30. Will it absorb water? Supply your chld with pieces of material to test pieces like cotton, plastic, wool, tin foil, etc. Supply your child with eye droppers & a cup of water. Which materials absorb water & which do not?

31. Condensation: Obtain 2 jars & their lids. Fill one jar with ice cold water & the other with room temperature water. Observe the results. Condensation occurs when the vapors in the air become cool enough to condense & form water droplets.

32. Evaporation:Obtain 2 clear plastic glasses of the same size. Measure one cup of water & place in each cup. Mark the water level of each cup with a permanent marker. Place one in a sunny window & the other somewhere else in the room. Observe the glasses of water over the next couple of days. Ask your child where the water is going. Which is evaporating more quickly? Evaporation occurs when the particles of water become warm enough that they run into vapors & leave the cup & escape into the air. Why did the water in the sun evaporate faster?

33. Glass & water music: Fill a couple of identical glass cups, at least 4, with varying amounts of water. Tap the side of each glass with a metal spoon. Which is the highest sound & the lowest? How could we change the sound?

34. Predict the weather. Have your child go outside in the morning, ask them what they think the weather will be like? Will it rain, snow, be sunny? What will the temperature be like? Record your child answer & compare them to the weather.

35. Make a tape of sounds around your surrounding…water dripping, the door opening, the phone ringing, lawn mower & so on.Play the tape back & see if your child can guess what the sounds are.

36. Visit a Nature Center or Zoo.

37. Make your own musical instruments, clap your hands, tap your belly! Use a can for a drum. Make maracas with 2 plates & beans.

38. Cause & effect. Try different cause & effect experiments…light switch, if you jump up, the earth pulls you down etc.

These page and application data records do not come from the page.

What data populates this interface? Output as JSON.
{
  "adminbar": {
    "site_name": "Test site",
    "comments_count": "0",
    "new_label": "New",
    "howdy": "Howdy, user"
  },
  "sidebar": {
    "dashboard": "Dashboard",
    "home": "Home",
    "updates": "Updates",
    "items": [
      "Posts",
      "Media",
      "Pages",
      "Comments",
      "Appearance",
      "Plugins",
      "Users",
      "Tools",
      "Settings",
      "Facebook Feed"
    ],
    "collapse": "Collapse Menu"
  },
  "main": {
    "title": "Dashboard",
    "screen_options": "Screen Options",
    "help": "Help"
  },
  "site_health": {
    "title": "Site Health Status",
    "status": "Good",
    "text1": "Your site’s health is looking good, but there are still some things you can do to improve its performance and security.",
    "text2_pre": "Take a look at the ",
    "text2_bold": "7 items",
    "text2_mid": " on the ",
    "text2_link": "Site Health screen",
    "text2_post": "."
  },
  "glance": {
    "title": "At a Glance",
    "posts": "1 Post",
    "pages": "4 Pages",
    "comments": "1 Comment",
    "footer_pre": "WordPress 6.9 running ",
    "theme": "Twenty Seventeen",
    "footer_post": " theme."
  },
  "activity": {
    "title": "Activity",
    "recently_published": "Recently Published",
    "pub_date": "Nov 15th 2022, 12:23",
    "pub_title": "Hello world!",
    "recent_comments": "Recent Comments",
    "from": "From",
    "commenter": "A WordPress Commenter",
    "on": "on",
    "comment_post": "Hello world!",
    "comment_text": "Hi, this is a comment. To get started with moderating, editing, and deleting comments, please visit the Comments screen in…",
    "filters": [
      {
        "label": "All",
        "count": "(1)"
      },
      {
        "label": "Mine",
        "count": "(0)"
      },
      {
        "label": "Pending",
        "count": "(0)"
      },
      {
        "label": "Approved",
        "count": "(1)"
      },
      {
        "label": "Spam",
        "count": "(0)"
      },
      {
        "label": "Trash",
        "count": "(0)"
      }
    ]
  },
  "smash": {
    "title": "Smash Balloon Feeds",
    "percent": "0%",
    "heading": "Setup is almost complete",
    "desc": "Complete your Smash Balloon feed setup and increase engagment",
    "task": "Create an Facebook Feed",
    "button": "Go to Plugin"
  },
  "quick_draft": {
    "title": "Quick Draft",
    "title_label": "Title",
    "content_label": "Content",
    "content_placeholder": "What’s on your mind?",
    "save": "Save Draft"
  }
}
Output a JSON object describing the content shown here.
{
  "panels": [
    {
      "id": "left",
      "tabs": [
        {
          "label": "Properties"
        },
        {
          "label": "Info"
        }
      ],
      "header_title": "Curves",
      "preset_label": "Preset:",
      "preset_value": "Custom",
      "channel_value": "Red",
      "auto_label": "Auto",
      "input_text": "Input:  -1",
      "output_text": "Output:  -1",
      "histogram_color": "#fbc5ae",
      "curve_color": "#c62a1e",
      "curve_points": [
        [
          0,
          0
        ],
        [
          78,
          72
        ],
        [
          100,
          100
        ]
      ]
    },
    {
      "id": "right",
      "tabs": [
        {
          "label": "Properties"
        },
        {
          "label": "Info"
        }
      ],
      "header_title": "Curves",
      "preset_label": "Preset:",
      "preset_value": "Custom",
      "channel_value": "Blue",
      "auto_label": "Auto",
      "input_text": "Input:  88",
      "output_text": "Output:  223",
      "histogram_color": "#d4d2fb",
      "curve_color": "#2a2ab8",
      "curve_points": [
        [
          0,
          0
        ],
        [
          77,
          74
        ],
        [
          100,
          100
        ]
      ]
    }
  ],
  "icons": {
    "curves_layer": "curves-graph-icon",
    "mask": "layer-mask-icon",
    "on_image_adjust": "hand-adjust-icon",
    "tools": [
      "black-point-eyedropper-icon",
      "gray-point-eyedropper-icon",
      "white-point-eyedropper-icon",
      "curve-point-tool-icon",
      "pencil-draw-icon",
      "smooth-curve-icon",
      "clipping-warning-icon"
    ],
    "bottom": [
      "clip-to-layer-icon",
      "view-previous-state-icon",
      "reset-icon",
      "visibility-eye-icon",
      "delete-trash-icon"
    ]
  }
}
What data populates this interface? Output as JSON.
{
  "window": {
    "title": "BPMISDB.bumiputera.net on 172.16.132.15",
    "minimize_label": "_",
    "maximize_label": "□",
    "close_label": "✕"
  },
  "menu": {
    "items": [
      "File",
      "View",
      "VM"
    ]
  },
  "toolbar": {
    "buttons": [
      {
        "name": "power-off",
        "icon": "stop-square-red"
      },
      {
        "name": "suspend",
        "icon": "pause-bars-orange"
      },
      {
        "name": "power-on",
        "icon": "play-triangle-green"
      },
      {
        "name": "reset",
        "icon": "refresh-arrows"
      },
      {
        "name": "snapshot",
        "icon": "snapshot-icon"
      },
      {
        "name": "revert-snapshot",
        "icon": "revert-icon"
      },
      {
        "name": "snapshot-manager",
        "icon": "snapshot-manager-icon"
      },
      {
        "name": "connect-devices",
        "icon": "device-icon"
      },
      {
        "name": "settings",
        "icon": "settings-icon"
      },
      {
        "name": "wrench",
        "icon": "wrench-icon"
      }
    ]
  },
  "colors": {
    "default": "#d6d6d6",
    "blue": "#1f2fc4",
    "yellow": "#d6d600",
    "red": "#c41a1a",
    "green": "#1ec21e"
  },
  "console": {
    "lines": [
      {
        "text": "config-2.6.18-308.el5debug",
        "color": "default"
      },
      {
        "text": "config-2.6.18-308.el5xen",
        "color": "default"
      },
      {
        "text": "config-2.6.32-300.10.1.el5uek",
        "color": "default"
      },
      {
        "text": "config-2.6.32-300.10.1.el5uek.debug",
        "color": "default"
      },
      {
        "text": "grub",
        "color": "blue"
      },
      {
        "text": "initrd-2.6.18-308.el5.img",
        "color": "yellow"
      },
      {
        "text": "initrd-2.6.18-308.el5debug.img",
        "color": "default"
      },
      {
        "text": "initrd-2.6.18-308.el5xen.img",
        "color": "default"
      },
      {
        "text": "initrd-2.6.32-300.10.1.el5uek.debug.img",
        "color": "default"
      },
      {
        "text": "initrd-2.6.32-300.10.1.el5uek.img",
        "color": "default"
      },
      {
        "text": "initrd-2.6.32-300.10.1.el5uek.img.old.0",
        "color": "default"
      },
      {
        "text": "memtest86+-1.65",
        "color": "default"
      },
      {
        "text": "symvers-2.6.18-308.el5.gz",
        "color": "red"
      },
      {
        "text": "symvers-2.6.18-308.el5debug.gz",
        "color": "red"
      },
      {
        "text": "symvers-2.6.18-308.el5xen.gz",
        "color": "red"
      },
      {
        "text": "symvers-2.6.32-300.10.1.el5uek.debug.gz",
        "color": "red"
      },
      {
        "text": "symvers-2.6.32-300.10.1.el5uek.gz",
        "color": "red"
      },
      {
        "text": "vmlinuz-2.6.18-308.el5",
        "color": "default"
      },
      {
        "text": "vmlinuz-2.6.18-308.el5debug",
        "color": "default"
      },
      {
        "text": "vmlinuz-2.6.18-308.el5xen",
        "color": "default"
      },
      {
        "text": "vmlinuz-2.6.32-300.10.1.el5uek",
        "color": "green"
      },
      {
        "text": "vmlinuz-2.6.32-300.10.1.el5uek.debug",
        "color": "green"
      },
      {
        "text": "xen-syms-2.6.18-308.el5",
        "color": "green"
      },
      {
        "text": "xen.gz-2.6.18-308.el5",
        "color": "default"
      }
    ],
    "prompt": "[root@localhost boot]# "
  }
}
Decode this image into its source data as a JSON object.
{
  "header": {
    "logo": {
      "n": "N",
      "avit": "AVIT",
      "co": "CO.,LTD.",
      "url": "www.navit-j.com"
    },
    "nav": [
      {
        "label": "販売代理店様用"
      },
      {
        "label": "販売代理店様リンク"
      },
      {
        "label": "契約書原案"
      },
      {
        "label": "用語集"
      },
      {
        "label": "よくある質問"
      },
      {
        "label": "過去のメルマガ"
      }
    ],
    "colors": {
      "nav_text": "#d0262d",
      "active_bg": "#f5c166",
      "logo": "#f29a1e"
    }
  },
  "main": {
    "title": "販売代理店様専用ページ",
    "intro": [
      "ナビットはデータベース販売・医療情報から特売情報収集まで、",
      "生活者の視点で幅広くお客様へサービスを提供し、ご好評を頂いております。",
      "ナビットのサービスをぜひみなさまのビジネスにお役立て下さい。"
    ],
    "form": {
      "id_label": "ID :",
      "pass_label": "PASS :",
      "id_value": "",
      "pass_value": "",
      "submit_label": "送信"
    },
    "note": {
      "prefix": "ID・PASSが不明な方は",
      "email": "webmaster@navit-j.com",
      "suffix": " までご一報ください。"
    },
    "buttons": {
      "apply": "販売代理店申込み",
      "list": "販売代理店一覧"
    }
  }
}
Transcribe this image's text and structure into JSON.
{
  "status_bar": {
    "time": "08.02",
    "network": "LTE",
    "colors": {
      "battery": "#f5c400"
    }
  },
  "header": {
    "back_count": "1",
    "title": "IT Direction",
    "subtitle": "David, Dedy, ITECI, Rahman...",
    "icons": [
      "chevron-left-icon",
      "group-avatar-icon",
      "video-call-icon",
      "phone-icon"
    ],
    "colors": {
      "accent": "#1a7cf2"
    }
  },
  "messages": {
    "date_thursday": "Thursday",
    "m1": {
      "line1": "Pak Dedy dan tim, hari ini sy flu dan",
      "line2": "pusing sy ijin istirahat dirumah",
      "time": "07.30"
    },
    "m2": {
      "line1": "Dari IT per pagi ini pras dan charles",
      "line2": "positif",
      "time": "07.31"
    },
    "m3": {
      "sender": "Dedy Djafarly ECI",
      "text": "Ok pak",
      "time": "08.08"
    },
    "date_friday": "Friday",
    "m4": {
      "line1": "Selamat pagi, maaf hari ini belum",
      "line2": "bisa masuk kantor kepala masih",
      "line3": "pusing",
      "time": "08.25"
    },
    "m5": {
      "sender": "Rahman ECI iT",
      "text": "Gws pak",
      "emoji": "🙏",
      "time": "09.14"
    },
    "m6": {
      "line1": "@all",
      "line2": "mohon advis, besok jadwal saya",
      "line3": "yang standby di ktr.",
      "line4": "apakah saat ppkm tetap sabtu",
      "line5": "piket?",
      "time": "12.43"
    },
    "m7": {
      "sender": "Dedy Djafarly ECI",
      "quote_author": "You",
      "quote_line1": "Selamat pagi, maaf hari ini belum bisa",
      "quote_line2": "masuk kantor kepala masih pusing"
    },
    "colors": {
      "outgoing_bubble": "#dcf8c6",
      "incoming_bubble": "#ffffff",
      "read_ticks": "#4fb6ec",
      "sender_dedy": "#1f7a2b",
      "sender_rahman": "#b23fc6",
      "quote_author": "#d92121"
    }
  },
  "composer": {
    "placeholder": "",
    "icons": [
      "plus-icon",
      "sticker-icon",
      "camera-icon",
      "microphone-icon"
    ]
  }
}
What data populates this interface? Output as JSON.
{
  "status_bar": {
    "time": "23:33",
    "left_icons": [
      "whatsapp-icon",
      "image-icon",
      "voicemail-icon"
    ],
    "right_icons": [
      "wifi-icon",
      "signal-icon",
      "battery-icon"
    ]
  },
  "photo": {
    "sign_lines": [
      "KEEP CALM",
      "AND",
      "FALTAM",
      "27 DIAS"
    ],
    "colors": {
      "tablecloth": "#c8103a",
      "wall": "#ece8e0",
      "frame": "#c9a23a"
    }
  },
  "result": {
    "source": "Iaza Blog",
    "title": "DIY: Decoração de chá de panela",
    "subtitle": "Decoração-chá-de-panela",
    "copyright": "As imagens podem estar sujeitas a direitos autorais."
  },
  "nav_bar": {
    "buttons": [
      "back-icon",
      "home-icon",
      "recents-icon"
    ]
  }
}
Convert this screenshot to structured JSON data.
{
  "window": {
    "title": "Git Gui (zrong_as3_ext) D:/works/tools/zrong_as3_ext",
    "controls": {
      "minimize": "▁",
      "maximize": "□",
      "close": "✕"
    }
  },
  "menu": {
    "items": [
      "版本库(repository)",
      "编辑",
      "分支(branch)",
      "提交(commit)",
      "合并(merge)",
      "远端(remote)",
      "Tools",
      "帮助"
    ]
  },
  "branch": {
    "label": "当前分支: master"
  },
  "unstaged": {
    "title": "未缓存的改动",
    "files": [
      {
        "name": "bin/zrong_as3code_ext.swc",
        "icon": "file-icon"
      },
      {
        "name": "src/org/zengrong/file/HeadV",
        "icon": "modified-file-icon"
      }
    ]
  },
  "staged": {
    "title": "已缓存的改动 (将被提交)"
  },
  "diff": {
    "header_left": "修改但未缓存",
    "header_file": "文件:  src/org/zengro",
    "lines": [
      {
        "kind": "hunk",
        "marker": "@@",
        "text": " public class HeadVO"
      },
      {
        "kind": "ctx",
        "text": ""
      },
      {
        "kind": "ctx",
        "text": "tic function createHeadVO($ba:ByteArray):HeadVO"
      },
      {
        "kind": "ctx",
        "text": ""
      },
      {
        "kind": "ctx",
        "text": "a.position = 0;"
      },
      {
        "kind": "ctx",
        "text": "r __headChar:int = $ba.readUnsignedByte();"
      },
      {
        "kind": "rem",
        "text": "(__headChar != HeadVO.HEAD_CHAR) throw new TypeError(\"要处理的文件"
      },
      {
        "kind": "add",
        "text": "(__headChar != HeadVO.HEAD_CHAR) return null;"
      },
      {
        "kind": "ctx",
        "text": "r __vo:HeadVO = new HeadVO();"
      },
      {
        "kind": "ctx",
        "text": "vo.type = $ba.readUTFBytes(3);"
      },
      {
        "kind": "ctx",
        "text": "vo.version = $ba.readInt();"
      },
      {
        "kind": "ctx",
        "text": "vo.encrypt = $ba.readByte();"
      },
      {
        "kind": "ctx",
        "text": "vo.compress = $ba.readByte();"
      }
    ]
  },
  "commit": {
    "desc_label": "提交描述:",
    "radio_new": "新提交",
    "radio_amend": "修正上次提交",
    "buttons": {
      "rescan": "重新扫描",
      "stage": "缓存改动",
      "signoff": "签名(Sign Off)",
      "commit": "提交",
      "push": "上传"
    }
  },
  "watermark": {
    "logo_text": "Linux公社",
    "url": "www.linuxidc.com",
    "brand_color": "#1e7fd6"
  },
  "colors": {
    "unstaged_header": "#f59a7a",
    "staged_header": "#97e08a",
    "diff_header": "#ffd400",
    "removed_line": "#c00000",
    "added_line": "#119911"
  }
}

39. Play with dominoes.

40. Discuss the parts of a flower.

41. Use a thermometer to read the temperature.

42. What does a plant need to grow? You can ask your child, do a few experiemnts to see what plant needs to grow…sunlight, water, air…

43. Talk about what we eat. What do bears eat? What do lions eat?


45. Texture: Supply your child with different textured items to feel. Is the item rough, smooth, bumpy?

46. Flexibility: Supply your child with different items that range in flexibility. Rubber band, pencil, string, a stick. Which is the most flexible? the least?

47. Play with a flashlight in the dark.

48. Play with shadows, make shadow animals.

49. Collect & sort rocks.

50. Really any cooking is science! So try your favourite recipe. 😛

Hanz’s Note : Science is about living things & things living. It surrounds you. There is no need for you to spend your money buying cool gadget to teach science to your child. What is important is your objective when doing the science project, how you implement it and make it interesting as possible. Basic understanding about nature & how things work is a great start to nurture the love of science for young children.

Hope my list as above could provide parent(s) out there some ideas…if you have anymore ideas & have done any in this list, please share with me. I will share it with you from time to time as it is ongoing basis for my HS.

Have fun exploring science with your kiddo! 😀

July 21, 2009 Posted by | Early Childhood Education, Hanz's Notes, Homeschooling, Just Preschooler, Just Toddler, Parenting in General | 11 Comments